■ **DATA PROVIDED**:
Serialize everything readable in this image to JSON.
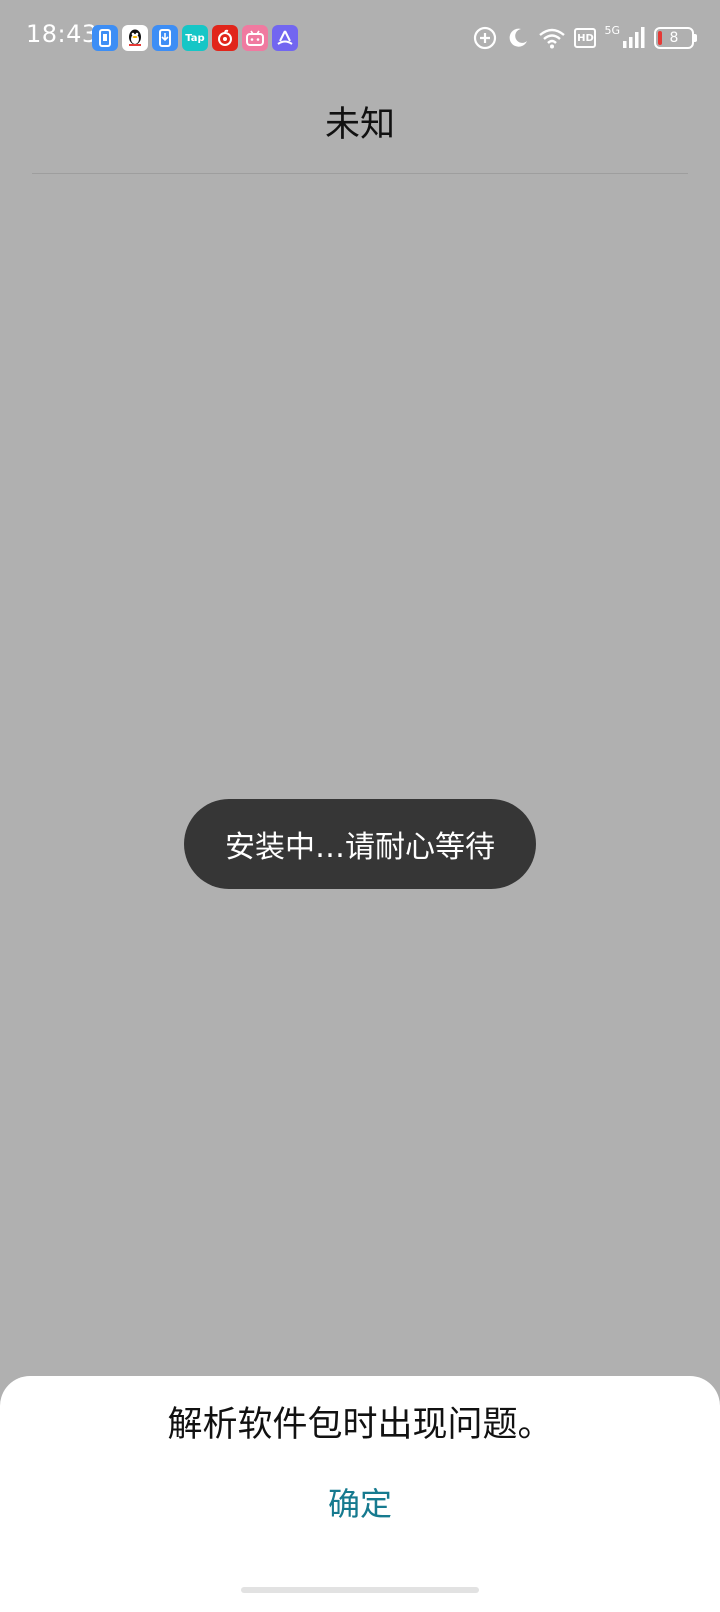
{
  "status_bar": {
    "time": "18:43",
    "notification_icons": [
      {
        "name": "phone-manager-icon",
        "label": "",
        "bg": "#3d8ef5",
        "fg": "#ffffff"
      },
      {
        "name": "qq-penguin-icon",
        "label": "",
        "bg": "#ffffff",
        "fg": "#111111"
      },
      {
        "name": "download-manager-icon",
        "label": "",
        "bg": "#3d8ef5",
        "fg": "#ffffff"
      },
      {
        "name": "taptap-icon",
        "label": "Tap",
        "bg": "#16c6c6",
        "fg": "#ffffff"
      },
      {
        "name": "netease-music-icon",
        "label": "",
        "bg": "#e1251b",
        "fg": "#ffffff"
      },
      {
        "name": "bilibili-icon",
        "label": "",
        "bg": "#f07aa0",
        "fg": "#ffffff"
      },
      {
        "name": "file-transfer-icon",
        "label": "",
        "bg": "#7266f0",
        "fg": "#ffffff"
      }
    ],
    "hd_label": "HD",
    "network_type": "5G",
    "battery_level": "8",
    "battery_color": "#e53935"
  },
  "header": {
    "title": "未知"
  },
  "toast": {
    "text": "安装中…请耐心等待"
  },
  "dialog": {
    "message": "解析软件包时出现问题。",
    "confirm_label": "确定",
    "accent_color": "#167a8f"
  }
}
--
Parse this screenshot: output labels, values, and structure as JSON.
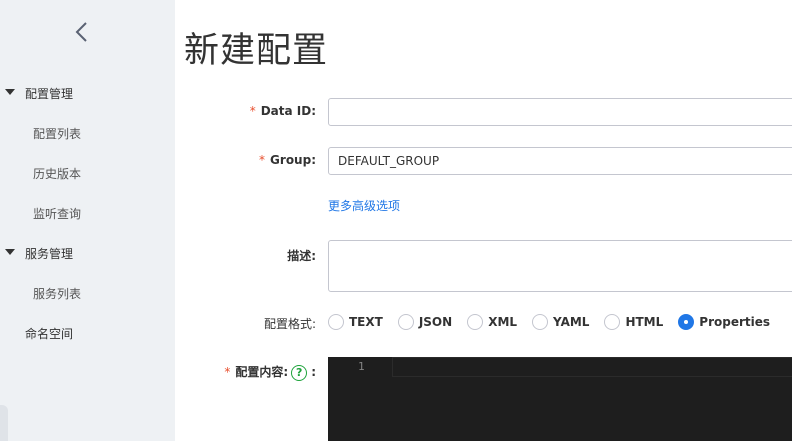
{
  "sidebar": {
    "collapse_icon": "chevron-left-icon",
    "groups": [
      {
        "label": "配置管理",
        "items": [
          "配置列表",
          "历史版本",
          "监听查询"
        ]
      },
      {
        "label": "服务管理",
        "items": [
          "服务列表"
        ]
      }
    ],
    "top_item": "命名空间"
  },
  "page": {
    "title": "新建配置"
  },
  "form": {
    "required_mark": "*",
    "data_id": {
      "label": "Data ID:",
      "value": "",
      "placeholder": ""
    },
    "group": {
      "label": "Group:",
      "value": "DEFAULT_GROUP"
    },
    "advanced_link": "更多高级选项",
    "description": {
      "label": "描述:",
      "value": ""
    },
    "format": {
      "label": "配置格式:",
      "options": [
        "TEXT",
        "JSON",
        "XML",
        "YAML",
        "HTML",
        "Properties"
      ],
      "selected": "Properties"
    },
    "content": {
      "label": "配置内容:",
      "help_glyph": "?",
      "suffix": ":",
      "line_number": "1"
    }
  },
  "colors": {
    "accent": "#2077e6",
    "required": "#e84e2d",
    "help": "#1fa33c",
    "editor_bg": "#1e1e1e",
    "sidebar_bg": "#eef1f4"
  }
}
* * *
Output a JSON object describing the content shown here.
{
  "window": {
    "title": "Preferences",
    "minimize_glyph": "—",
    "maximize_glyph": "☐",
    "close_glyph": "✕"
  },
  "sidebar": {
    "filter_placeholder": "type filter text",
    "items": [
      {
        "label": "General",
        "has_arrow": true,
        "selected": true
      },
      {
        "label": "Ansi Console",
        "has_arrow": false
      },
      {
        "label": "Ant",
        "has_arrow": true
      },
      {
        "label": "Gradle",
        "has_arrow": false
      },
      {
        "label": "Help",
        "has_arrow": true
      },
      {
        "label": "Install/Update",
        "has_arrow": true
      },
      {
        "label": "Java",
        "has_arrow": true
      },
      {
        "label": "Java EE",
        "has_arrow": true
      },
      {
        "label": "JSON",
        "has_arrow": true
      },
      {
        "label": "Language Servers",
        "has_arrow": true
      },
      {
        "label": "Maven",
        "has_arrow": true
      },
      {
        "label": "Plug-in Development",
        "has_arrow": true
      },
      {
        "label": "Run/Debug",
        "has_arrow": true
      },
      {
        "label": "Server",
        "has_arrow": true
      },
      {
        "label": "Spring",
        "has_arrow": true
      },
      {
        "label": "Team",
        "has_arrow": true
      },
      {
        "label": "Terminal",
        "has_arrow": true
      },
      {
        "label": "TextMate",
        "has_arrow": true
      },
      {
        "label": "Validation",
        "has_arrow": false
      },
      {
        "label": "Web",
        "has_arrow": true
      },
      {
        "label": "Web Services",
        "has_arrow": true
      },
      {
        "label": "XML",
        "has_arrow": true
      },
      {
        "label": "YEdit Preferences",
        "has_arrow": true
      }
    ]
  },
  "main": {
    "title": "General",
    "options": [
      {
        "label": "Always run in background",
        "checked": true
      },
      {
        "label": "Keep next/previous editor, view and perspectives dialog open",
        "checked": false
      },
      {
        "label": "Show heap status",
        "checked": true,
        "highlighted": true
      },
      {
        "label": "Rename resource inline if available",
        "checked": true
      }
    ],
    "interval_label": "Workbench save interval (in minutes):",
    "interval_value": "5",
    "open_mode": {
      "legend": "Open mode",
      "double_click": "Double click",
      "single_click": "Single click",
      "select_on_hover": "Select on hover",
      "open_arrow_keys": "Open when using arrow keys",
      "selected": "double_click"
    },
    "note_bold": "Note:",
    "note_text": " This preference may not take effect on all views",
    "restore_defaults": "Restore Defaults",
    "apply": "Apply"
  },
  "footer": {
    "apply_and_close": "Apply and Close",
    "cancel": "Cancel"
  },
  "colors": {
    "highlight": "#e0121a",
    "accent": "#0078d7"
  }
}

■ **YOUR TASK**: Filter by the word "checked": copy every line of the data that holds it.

■ **RESPONSE BOX**:
        "checked": true
        "checked": false
        "checked": true,
        "checked": true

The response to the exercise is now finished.